What Is a Proxy Server?

Last Updated On October 27, 2021

You might be using a proxy server at your office, university, or on a Virtual Private Network (VPN). Server that sits between a client application, such as a Web browser, and a real server can be known as a proxy server. It acts as a gateway between you and the internet. Moreover it is a intermediary server separating end users from the websites they browse. Proxy intercepts all requests to check whether it can fulfill the request itself. If it can’t requests are forwarded to areal server.

What’s a Proxy Server?

A proxy server creates a gateway between you and the internet. It’s an intermediary server that sits between end users and the websites they browse. When users make requests to web sites and services on the Internet, the proxy server intercepts those requests and then communicates with web servers on behalf of those users, by acting as a middleman.

Purpose of a Proxy Server

Improve Performance

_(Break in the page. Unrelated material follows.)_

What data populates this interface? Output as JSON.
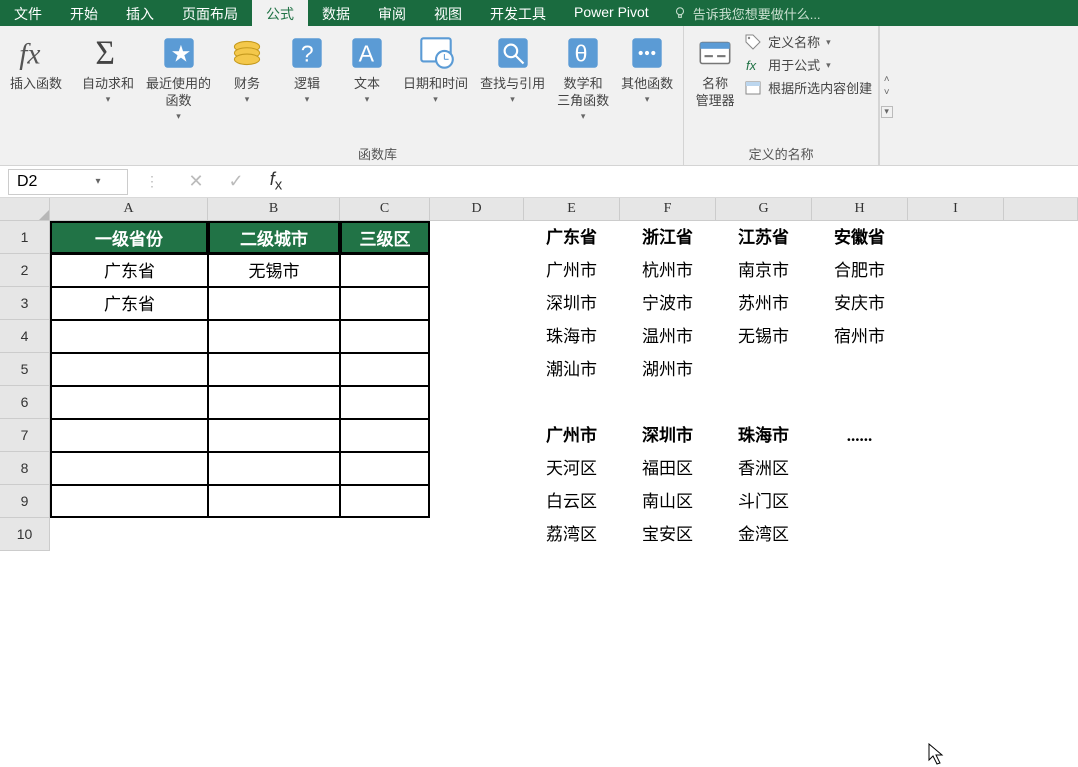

In proxy servers there is a mechanism of saving results of all requests for a certain time. Therefore proxies dramatically improve the performance of user that connected to it. As an example consider a situation where user X reading a Medium article through a proxy server. And after some times another user Y is also going to read the same medium article through the same proxy server. Instead of forwarding request of user Y to the server, which is a time consuming operation, proxy server returns the previously fetched page for user X.

Filter Requests

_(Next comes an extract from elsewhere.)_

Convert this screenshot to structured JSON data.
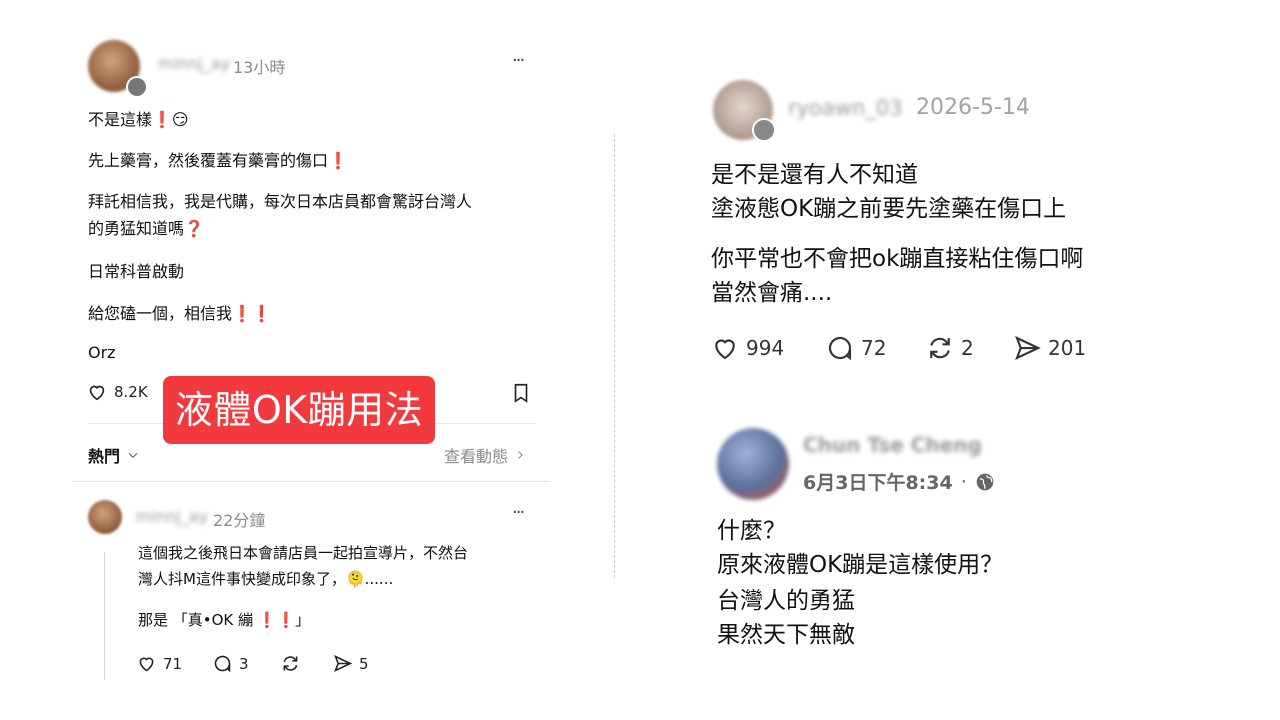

Filtering user requests can be achieved via proxy servers. Think that your university wants to prevent downloading torrents using the Wi-fi network of the university. So achieve this requirement network administrators can filter the requests that are related to torrent sites.

Types of proxy servers

You know that all proxies help you access websites. But you might not heard about proxies can be categorized according to the way that they behave in operation. A proxy can be categorized into one of four:

  • Transparent proxy. Although this is a proxy server it tells websites that it is a proxy server and it will pass along your IP address anyway.
  • Anonymous proxy. Here it identifies itself as a proxy, but it won’t pass your IP address to the website.
  • Distorting proxy. It passes along an incorrect IP address for you, while identifying itself as a proxy.
  • High Anonymity proxy. The proxy and your IP address stay a secret. Here proxy provides a random IP address that is not your’s to the website that you connect.

Why you might want to use a proxy.

Here are the situations where you can use a proxy server.

  • Your university or school blocks access to certain websites and a student wants to access that.
  • Your government blocks social medias or websites and you need to bypass the restrictions.
  • You want to search something online that interests you. but if you think that there is a risk , they might be traced back to your IP address and your location.
  • You might want to post comments on a websites, but you do not want your expose your IP address to those websites.

What is a reverse proxy?

A reverse proxy is a server that sits in front of web servers and forwards client (e.g. web browser) requests to those web servers. Reverse proxies are typically implemented to help increase security, performance, and reliability. The difference between a normal proxy and reverse proxy is, where normal proxy sits in front of the clients and in reverse proxy, when users send requests to the origin server of a website, those requests are intercepted before reaching the origin server by the reverse proxy server. Then it send requests to origin server and receive the responses.

You can find lots of proxy servers easily for free, but remember you might have to face risks with any free service. Typically these free proxies may not be as safe or secure as you hope it would be.